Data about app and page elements
⟨

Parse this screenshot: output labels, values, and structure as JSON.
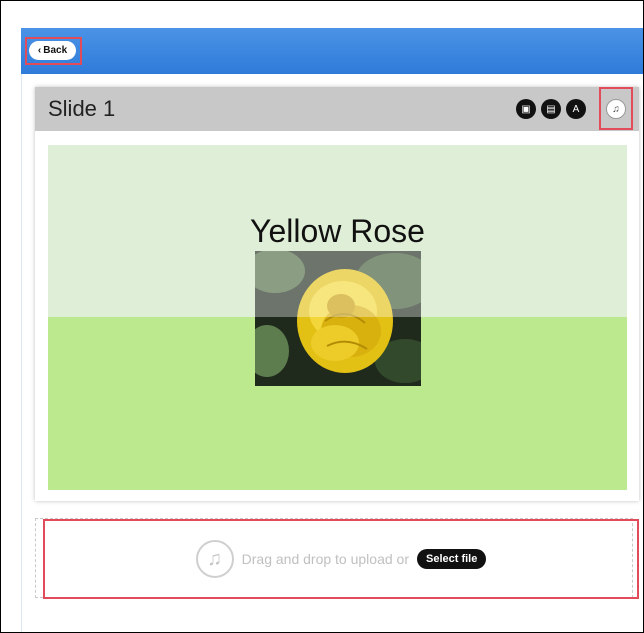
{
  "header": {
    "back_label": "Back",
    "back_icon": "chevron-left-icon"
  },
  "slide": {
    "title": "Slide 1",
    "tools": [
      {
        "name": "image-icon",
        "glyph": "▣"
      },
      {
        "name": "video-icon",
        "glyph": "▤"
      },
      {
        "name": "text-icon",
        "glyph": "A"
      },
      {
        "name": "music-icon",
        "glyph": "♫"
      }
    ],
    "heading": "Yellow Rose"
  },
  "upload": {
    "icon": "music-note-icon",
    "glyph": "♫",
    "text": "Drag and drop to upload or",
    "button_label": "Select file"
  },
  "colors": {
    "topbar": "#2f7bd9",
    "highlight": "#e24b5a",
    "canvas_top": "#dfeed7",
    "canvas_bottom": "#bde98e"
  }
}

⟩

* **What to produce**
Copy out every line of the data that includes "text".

* **Solution to this task**
        "name": "text-icon",
    "text": "Drag and drop to upload or",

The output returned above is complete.